“Polite offers are sometimes made and often it’s difficult to know when to accept or to appreciate the concern,” England said. But shortly after her initial call, Lanterman called back and said “Really, we have a crew ready to come and work,” England said. “We knew then that Kansas was the real deal,” and the offer of the 10-person trail crew was accepted. The 78-mile rail trail was among the most heavily damaged units of the state park system during last month’s flooding. While the trail parallels the Greenbrier River, most flood damage along the scenic pathway came from rain-swollen side streams depositing massive amounts of rock on the trailbed, washing out culverts, and triggering landslides, according to England. The trail remains closed from its southern terminus near Caldwell to a point 3.5 miles to the north, where a temporary parking lot provides access to the 3.5-mile stretch of trail that reopened on Friday. A series of washouts has yet to be repaired from Mile Marker 7 at the end of the newly reopened trail segment to Mile Marker 13 near Anthony, where a 400-foot-long, 150-foot-high rock slide blocks the trail and could take several months to clear, according to Mark Wylie, district administrator for the state parks system. North of the Anthony slide, the trail is open to its northern terminus in Cass, giving trail users about 65 miles of uninterrupted riding and hiking. The seven man, three woman Kansas trail repair team was led by two state park superintendents and included seasonal staffers and AmeriCorps workers who volunteered for the detail.
“We are grateful for all the help the Kansas state parks crew provided, along with volunteers from West Virginia,” said Wylie. “It’s an amazing response that expresses how important trails, hiking and state parks are to the public.”
The Kansas trail crew, which departed for home earlier this week, stayed at Cass Scenic Railroad State Park, with Kansas State Parks picking up the tab for meals. During their stay, the crew also visited nearby Beartown, Watoga and Droop Mountain Battlefield state parks. England credited the National Association of State Park Directors with getting the word out about West Virginia flood damage and providing the contacts that led to the Kansas trail crew coming to West Virginia. He said the Sunflower State’s assistance was “a genuine demonstration of dedication to public recreation across state boundaries.”

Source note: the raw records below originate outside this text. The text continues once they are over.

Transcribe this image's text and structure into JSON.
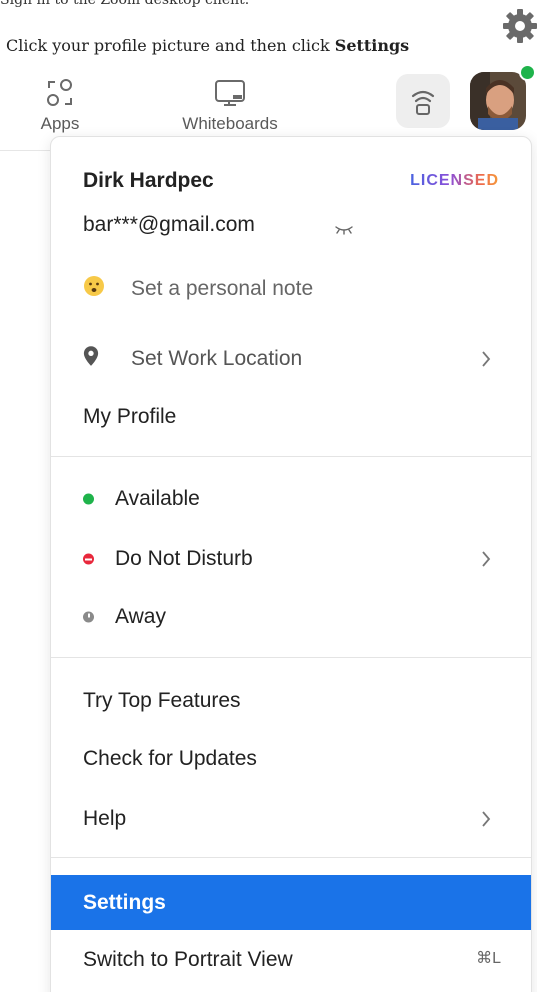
{
  "instruction": {
    "prefix": "Click your profile picture and then click ",
    "emphasis": "Settings"
  },
  "top_clip_text": "Sign in to the Zoom desktop client.",
  "toolbar": {
    "apps_label": "Apps",
    "whiteboards_label": "Whiteboards"
  },
  "menu": {
    "user_name": "Dirk Hardpec",
    "license_badge": "LICENSED",
    "email": "bar***@gmail.com",
    "personal_note": "Set a personal note",
    "work_location": "Set Work Location",
    "my_profile": "My Profile",
    "status": {
      "available": "Available",
      "do_not_disturb": "Do Not Disturb",
      "away": "Away"
    },
    "try_top_features": "Try Top Features",
    "check_for_updates": "Check for Updates",
    "help": "Help",
    "settings": "Settings",
    "switch_portrait": "Switch to Portrait View",
    "switch_portrait_shortcut": "⌘L"
  },
  "colors": {
    "selection": "#1a73e8",
    "available": "#1fb34b",
    "do_not_disturb": "#e8283c",
    "away": "#8a8a8a"
  }
}
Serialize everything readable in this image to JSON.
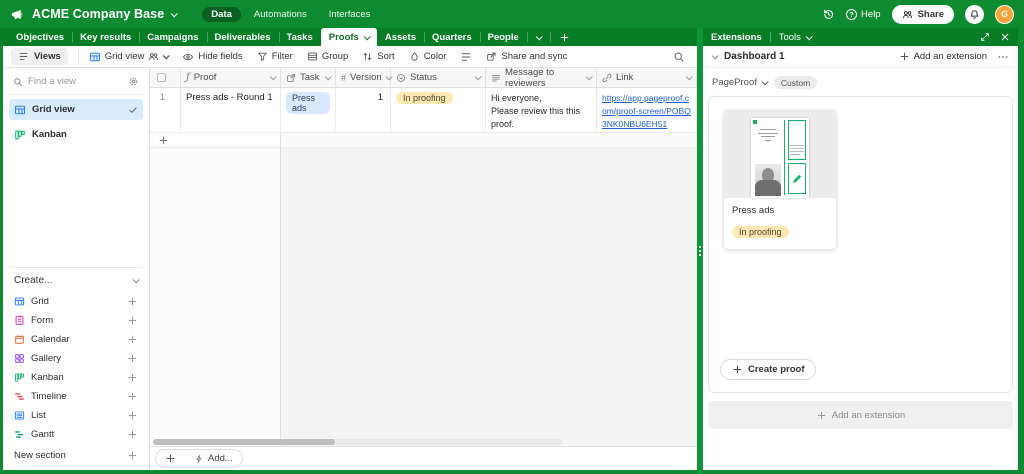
{
  "colors": {
    "brand_green": "#0e8a30",
    "tab_row_green": "#077d26",
    "active_tab_text": "#166b2d",
    "selected_view_bg": "#d9ecff",
    "task_chip_bg": "#dbe7fd",
    "status_chip_bg": "#ffe9b3",
    "link_blue": "#2160d3",
    "avatar_orange": "#f6a33c",
    "pageproof_green": "#17b26a"
  },
  "glyphs": {
    "formula": "ƒ",
    "hash": "#",
    "question": "?"
  },
  "topbar": {
    "base_name": "ACME Company Base",
    "nav": [
      "Data",
      "Automations",
      "Interfaces"
    ],
    "help_label": "Help",
    "share_label": "Share",
    "avatar_initial": "G"
  },
  "tabbar": {
    "tabs": [
      "Objectives",
      "Key results",
      "Campaigns",
      "Deliverables",
      "Tasks",
      "Proofs",
      "Assets",
      "Quarters",
      "People"
    ],
    "active_tab": "Proofs"
  },
  "toolbar": {
    "views": "Views",
    "grid_view": "Grid view",
    "hide_fields": "Hide fields",
    "filter": "Filter",
    "group": "Group",
    "sort": "Sort",
    "color": "Color",
    "share_and_sync": "Share and sync"
  },
  "sidebar": {
    "find_placeholder": "Find a view",
    "views": [
      {
        "label": "Grid view"
      },
      {
        "label": "Kanban"
      }
    ],
    "create_label": "Create...",
    "create_items": [
      {
        "label": "Grid"
      },
      {
        "label": "Form"
      },
      {
        "label": "Calendar"
      },
      {
        "label": "Gallery"
      },
      {
        "label": "Kanban"
      },
      {
        "label": "Timeline"
      },
      {
        "label": "List"
      },
      {
        "label": "Gantt"
      }
    ],
    "new_section_label": "New section"
  },
  "grid": {
    "columns": [
      "Proof",
      "Task",
      "Version",
      "Status",
      "Message to reviewers",
      "Link"
    ],
    "row": {
      "num": "1",
      "proof": "Press ads - Round 1",
      "task_chip": "Press ads",
      "version": "1",
      "status_chip": "In proofing",
      "message_line1": "Hi everyone,",
      "message_line2": "Please review this this proof.",
      "link": "https://app.pageproof.com/proof-screen/POBQ3NK0NBU6EH51"
    },
    "add_record_label": "Add..."
  },
  "panel": {
    "header_title": "Extensions",
    "tools_label": "Tools",
    "dashboard_title": "Dashboard 1",
    "add_extension_label": "Add an extension",
    "bottom_add_extension_label": "Add an extension",
    "pageproof": {
      "tab_label": "PageProof",
      "custom_label": "Custom",
      "card_title": "Press ads",
      "card_status": "In proofing",
      "create_proof_label": "Create proof"
    }
  }
}
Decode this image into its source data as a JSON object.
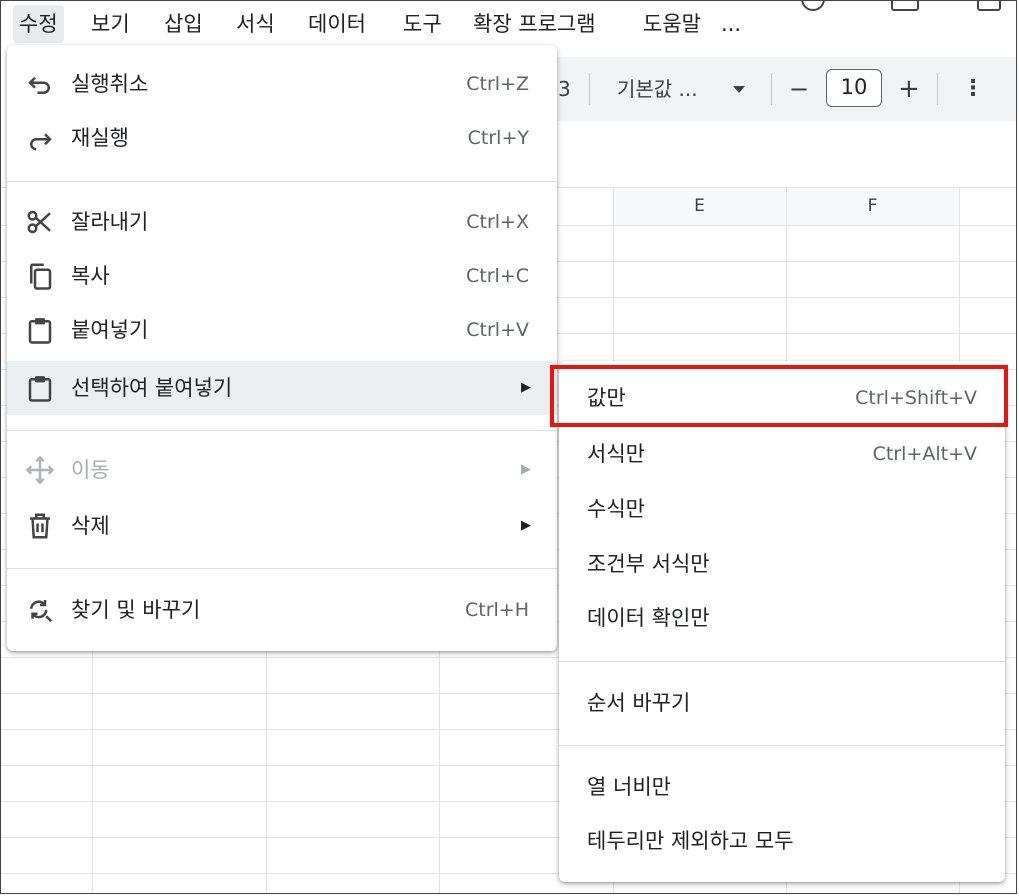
{
  "menubar": {
    "items": [
      "수정",
      "보기",
      "삽입",
      "서식",
      "데이터",
      "도구",
      "확장 프로그램",
      "도움말",
      "..."
    ]
  },
  "toolbar": {
    "partial_text": "3",
    "font_name": "기본값 ...",
    "minus": "−",
    "font_size": "10",
    "plus": "+",
    "more": "⋮"
  },
  "grid": {
    "columns": [
      "E",
      "F"
    ]
  },
  "edit_menu": {
    "items": [
      {
        "label": "실행취소",
        "shortcut": "Ctrl+Z",
        "icon": "undo-icon"
      },
      {
        "label": "재실행",
        "shortcut": "Ctrl+Y",
        "icon": "redo-icon"
      },
      {
        "label": "잘라내기",
        "shortcut": "Ctrl+X",
        "icon": "scissors-icon"
      },
      {
        "label": "복사",
        "shortcut": "Ctrl+C",
        "icon": "copy-icon"
      },
      {
        "label": "붙여넣기",
        "shortcut": "Ctrl+V",
        "icon": "clipboard-icon"
      },
      {
        "label": "선택하여 붙여넣기",
        "arrow": "▶",
        "icon": "clipboard-icon"
      },
      {
        "label": "이동",
        "arrow": "▶",
        "icon": "move-icon",
        "disabled": true
      },
      {
        "label": "삭제",
        "arrow": "▶",
        "icon": "trash-icon"
      },
      {
        "label": "찾기 및 바꾸기",
        "shortcut": "Ctrl+H",
        "icon": "find-replace-icon"
      }
    ]
  },
  "paste_menu": {
    "items": [
      {
        "label": "값만",
        "shortcut": "Ctrl+Shift+V"
      },
      {
        "label": "서식만",
        "shortcut": "Ctrl+Alt+V"
      },
      {
        "label": "수식만"
      },
      {
        "label": "조건부 서식만"
      },
      {
        "label": "데이터 확인만"
      },
      {
        "label": "순서 바꾸기"
      },
      {
        "label": "열 너비만"
      },
      {
        "label": "테두리만 제외하고 모두"
      }
    ]
  },
  "colors": {
    "highlight": "#e6150f",
    "hover": "#eceff1",
    "toolbar_bg": "#f1f3f4"
  }
}
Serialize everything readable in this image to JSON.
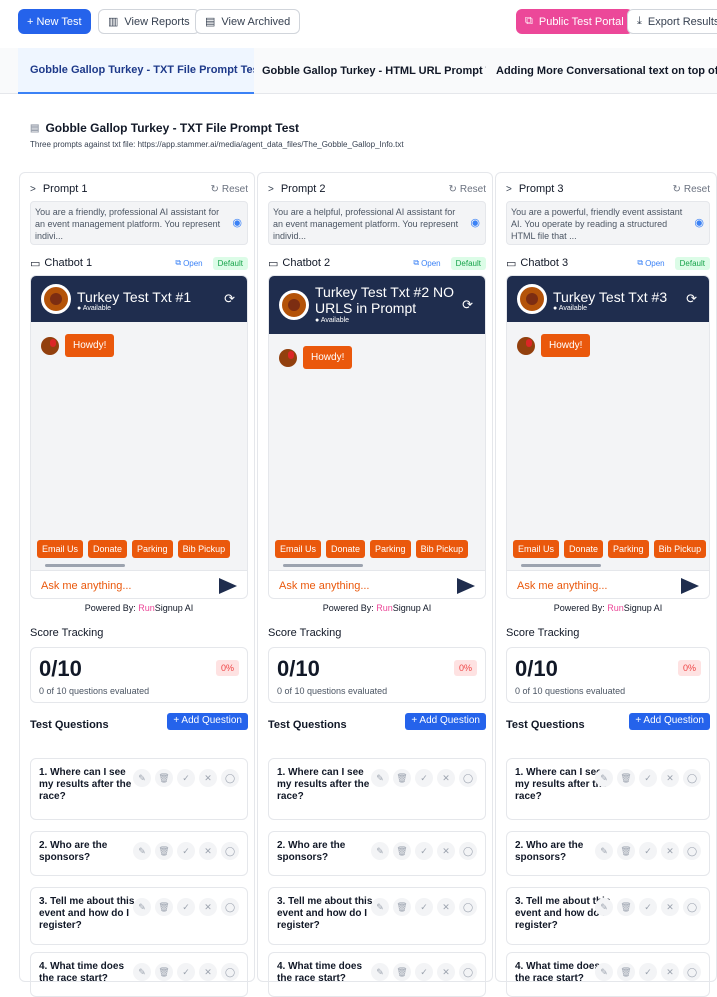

This 400-foot-long rock slide blocking the Greenbrier River Trail about one mile south of Anthony, a remnant of the June 23-24 flood, could take months to clear, according to state park officials.
A 10-person volunteer trail crew from the Kansas state parks system helped clear a 3.5-mile section of the Greenbrier River Trail.
Reach Rick Steelhammer at email@example.com, 304-348-5169 or follow @rsteelhammer on Twitter.